Apart from the temporary check caused by the Asian crisis of 1997, in the last three decades there has been spectacular economic growth in many countries in the Asia-Pacific region. The economies of Hong Kong, Indonesia, Malaysia, Singapore, South Korea, Taiwan and Thailand have all participated to varying degrees in what is commonly referred to as the 'East Asian Miracle'.! More recently, the rapid growth of China and India has led to speculation that the 21st century will be the 'Asian Century' (Brown, 2006, p. 5). This growth has placed increasing pressure on the capacity of the transport infrastructure, especially roads, railways and ports. For the export-orientated Asian economies, ports are particularly important as gateways to the global economy. According to one prediction, Asia's share of global trade volumes will increase from 59 per cent in 2002 to 61 per cent by 2015, while servicing these volumes will require about 570 new berths costing US$35 billion?
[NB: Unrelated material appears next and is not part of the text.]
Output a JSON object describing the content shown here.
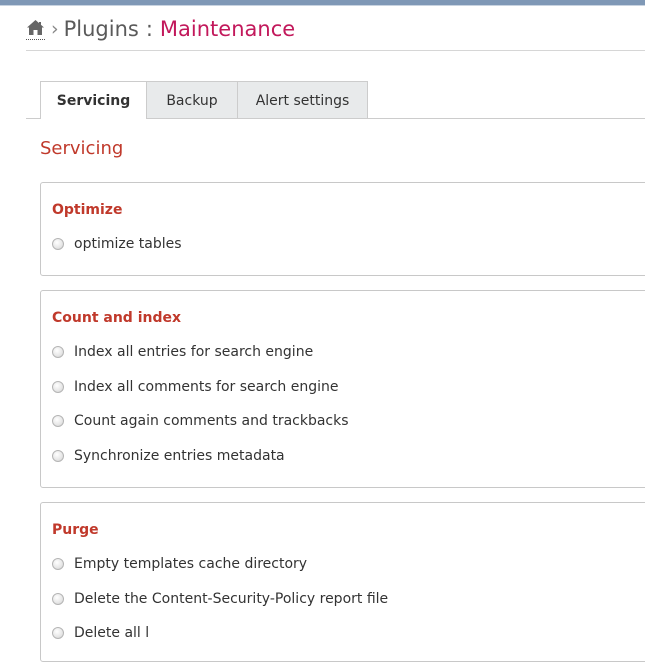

China alone will need to increase container handling capacity by about 40 million 20-foot equivalent units (TEUs) by 2011 to cope with the projected demand for container shipping services.